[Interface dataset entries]

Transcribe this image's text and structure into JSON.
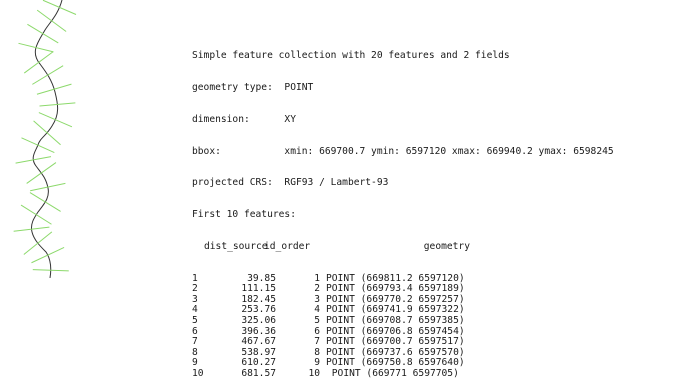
{
  "header": {
    "summary": "Simple feature collection with 20 features and 2 fields",
    "geometry_type": "geometry type:  POINT",
    "dimension": "dimension:      XY",
    "bbox": "bbox:           xmin: 669700.7 ymin: 6597120 xmax: 669940.2 ymax: 6598245",
    "crs": "projected CRS:  RGF93 / Lambert-93",
    "first_n": "First 10 features:"
  },
  "table": {
    "columns": [
      "dist_source",
      "id_order",
      "geometry"
    ],
    "rows": [
      {
        "idx": "1",
        "dist": "39.85",
        "id": "1",
        "geom": "POINT (669811.2 6597120)"
      },
      {
        "idx": "2",
        "dist": "111.15",
        "id": "2",
        "geom": "POINT (669793.4 6597189)"
      },
      {
        "idx": "3",
        "dist": "182.45",
        "id": "3",
        "geom": "POINT (669770.2 6597257)"
      },
      {
        "idx": "4",
        "dist": "253.76",
        "id": "4",
        "geom": "POINT (669741.9 6597322)"
      },
      {
        "idx": "5",
        "dist": "325.06",
        "id": "5",
        "geom": "POINT (669708.7 6597385)"
      },
      {
        "idx": "6",
        "dist": "396.36",
        "id": "6",
        "geom": "POINT (669706.8 6597454)"
      },
      {
        "idx": "7",
        "dist": "467.67",
        "id": "7",
        "geom": "POINT (669700.7 6597517)"
      },
      {
        "idx": "8",
        "dist": "538.97",
        "id": "8",
        "geom": "POINT (669737.6 6597570)"
      },
      {
        "idx": "9",
        "dist": "610.27",
        "id": "9",
        "geom": "POINT (669750.8 6597640)"
      },
      {
        "idx": "10",
        "dist": "681.57",
        "id": "10",
        "geom": " POINT (669771 6597705)"
      }
    ]
  },
  "map": {
    "line_color": "#333333",
    "tick_color": "#8cd96b"
  }
}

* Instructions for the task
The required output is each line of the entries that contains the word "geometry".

* Exercise output
    "geometry_type": "geometry type:  POINT",
      "geometry"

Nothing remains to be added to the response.